At my school the students where divided into three teams designated by headbands (pink, purple, and yellow). Each team has a mix of students from 1st, 2nd, and 3rd grades (ages 12-14). At the start of the event the principle gave a speech and then the students sang the school song and national anthem. After this the competitions began. The teams mostly competed in various relay races but there was also some tug of war matches and a jump rope competition. I got to participate with some of the other teachers in a relay race and the tug of war, the teachers won both times.
More pictures of Hokuyou Sports Festival.
I also took some videos, check them out: , , and .

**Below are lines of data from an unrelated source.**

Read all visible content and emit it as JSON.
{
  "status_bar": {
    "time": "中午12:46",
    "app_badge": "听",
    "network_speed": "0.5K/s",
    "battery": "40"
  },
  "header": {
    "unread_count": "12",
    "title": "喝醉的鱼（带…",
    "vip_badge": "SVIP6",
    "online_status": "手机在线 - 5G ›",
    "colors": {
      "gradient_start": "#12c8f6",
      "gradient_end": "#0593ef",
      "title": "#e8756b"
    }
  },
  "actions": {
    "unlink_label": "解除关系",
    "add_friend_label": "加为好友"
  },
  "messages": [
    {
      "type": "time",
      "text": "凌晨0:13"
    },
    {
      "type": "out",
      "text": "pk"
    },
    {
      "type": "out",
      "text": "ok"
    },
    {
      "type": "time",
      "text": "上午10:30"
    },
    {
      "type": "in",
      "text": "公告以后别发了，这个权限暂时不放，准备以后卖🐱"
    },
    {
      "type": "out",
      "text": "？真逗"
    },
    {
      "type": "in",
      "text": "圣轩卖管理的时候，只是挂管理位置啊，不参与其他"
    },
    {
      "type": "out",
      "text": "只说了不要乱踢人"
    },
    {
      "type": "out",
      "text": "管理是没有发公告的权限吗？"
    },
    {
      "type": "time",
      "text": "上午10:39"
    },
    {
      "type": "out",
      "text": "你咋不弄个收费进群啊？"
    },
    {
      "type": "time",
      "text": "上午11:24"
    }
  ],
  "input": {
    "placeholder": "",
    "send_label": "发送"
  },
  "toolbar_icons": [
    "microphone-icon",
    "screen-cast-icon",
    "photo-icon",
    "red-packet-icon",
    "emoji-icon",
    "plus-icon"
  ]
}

I have been in Koshigaya Japan for the past 2 months and life is finally starting to settle down. I have more free time now so I will finally start to blog and post pictures here. I am an ALT (Assistant Language Teacher) at two Junior High Schools, Hokuyo and Eishin. Both schools are in the city of Koshigaya which is about a 1 hour train ride north of Tokyo. Hokuyo is a country school and is one of the smallest schools in Saitama prefecture with about 245 students. Eishin on the other hand is the 5th largest in Saitama and has almost 1,000 students. They are very different and so far my experience at both has been pretty good. Yesterday I was planting rice with the 1st and 3rd year students at Hokuyo and last week I was helping the Japanese Teachers at Eishin make English listening tapes for midterms. Hopefully I will be getting pictures of both schools up soon.